Information supplied:

☆ ☆ ☆ ☆

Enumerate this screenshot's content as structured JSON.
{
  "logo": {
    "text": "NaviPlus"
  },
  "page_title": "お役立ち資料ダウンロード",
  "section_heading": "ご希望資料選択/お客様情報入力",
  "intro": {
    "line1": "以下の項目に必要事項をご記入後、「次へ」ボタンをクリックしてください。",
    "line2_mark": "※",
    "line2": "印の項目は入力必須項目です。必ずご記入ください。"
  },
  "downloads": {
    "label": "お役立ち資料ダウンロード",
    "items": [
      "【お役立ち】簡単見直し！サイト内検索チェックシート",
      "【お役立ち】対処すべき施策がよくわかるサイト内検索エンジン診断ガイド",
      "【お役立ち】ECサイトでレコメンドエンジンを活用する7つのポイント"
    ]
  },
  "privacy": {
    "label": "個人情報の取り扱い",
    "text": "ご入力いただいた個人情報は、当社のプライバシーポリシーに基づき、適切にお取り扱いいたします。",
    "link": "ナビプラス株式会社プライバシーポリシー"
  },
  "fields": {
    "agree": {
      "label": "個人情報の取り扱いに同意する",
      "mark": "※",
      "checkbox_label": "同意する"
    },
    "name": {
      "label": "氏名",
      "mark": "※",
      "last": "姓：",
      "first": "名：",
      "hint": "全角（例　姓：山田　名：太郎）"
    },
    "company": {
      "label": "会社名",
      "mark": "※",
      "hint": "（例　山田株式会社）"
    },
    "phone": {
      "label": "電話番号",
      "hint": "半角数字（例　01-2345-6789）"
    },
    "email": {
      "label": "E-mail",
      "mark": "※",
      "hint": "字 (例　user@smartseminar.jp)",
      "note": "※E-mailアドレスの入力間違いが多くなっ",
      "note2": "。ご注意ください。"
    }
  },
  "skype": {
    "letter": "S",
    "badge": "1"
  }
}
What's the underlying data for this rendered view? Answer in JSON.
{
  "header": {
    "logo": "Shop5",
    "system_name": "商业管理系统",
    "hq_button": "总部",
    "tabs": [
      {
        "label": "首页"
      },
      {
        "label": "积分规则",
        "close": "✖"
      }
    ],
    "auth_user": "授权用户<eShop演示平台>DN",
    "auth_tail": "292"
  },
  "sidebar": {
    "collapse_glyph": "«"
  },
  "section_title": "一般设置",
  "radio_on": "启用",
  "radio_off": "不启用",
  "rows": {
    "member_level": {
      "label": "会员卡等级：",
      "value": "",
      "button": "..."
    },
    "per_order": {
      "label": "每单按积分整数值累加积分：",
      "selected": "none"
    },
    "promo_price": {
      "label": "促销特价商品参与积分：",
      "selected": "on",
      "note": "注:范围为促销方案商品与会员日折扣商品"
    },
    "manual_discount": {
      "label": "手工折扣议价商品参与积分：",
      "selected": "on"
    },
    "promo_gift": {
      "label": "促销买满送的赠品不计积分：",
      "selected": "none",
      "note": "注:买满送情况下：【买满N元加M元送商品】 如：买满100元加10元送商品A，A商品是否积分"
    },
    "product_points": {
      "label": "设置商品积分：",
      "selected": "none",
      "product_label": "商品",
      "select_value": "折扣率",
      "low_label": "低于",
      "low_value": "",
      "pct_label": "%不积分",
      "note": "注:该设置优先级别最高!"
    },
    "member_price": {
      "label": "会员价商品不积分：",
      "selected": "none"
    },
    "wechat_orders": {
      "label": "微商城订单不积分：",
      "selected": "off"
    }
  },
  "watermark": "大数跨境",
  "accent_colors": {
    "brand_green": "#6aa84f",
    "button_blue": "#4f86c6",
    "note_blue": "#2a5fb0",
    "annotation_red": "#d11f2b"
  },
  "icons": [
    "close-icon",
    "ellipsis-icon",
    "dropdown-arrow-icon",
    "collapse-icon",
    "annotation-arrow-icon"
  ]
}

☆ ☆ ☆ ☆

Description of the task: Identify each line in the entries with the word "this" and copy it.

Your solution:
Enumerate this screenshot's content as structured JSON.
What's the underlying data for this rendered view? Answer in JSON.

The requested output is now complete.